Researchers are stimulated to present a variety of different perspectives on the concept of death. They can investigate how different cultures throughout the ages imagined the end of life, explore the function of art in cultural conceptions of death or how religious symbols and anniversaries were organized and imagined. Other subjects may include historical processes and discourses, textual and/or visual representations, literary or art canons, philosophical developments, and political issues.
Questions that could be raised include: how can historical and contemporary conceptualizations of death be related to the construction of our subjectivity and our cultural identity? What is the cultural meaning(s) of death? How has globalism, the multicultural society and the dissolving of (cultural/political) boundaries altered our experience of and communication about death? To what extent has modern warfare changed our conceptions of death and life? How have cinema and individual artists represented death and how have these representations changed? How has the shifting function and presence of religion influenced our reflections on death and (after)life? How does our encounter with death define our ethical relationship with the (intercultural) other?
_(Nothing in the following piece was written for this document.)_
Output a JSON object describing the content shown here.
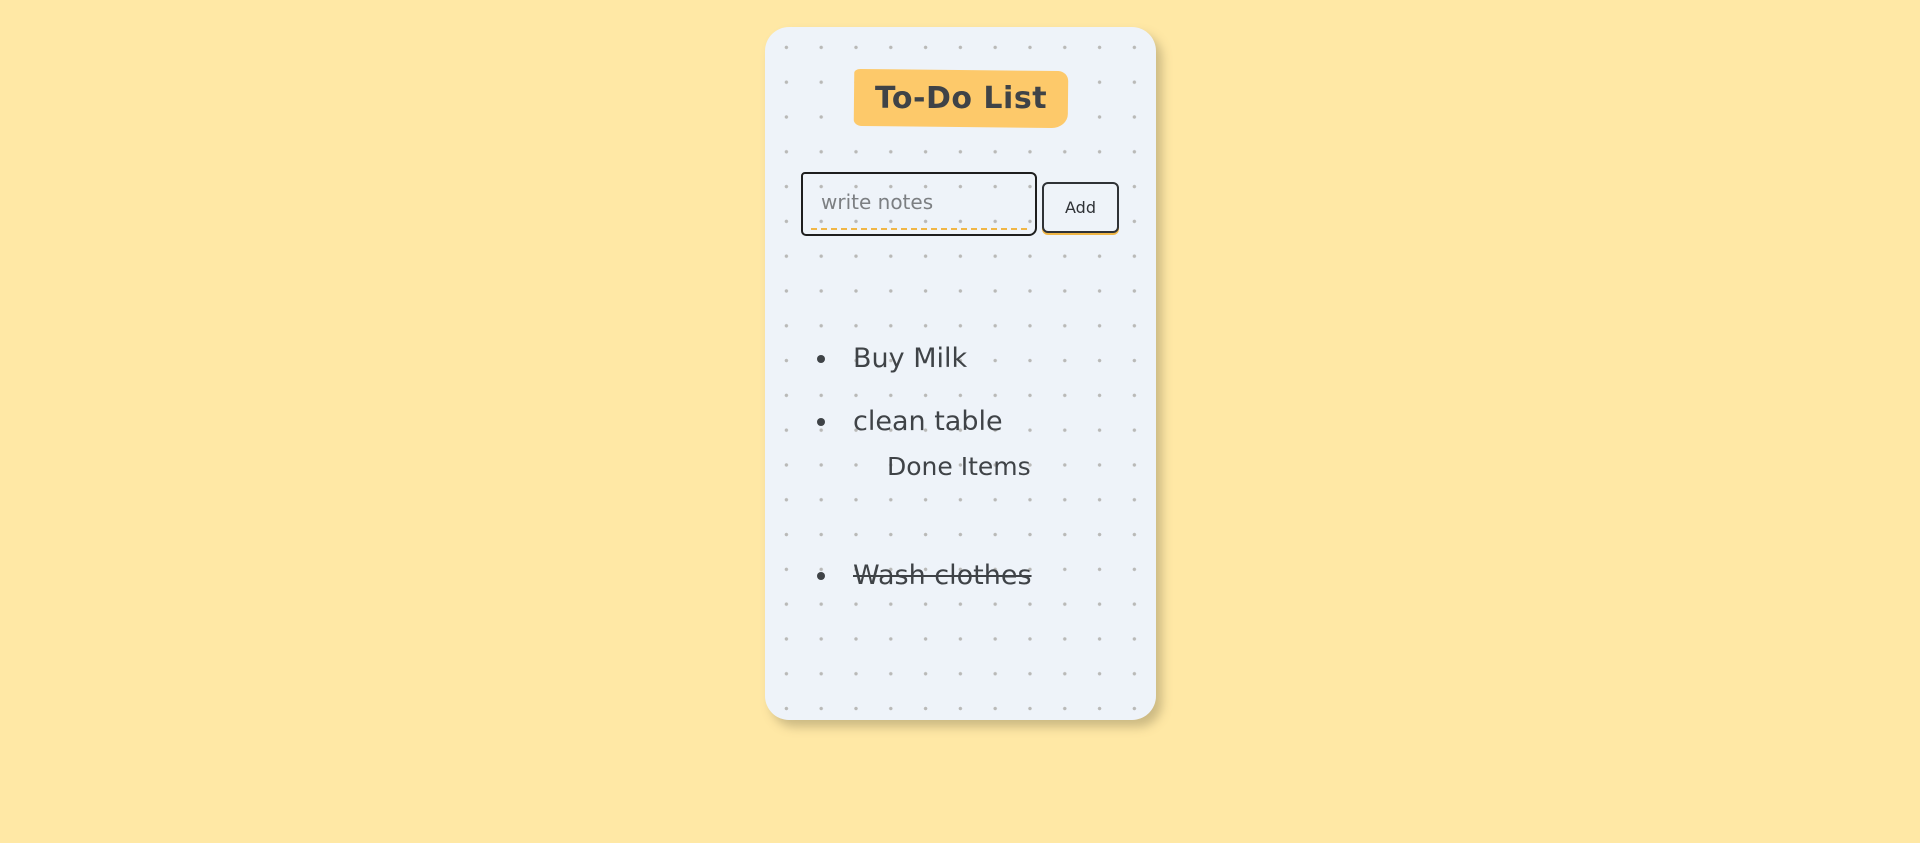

Researchers are encouraged to present and exchange their ideas in an international and interdisciplinary environment, and we welcome papers from all disciplines within the humanities. This two-day conference aims to provide a platform for PhD students in the humanities from both universities in The Netherlands as well as abroad. The committee aims to invite two internationally renowned senior academics from different disciplines to act as keynote speakers, participate in the discussions and provide feedback to the papers presented at the conference.
The Call for Papers will be published in May 2012
The organizing committee:
- Odile Bodde
- Maarten Jansen
- David Louwrier
- Jenny Weston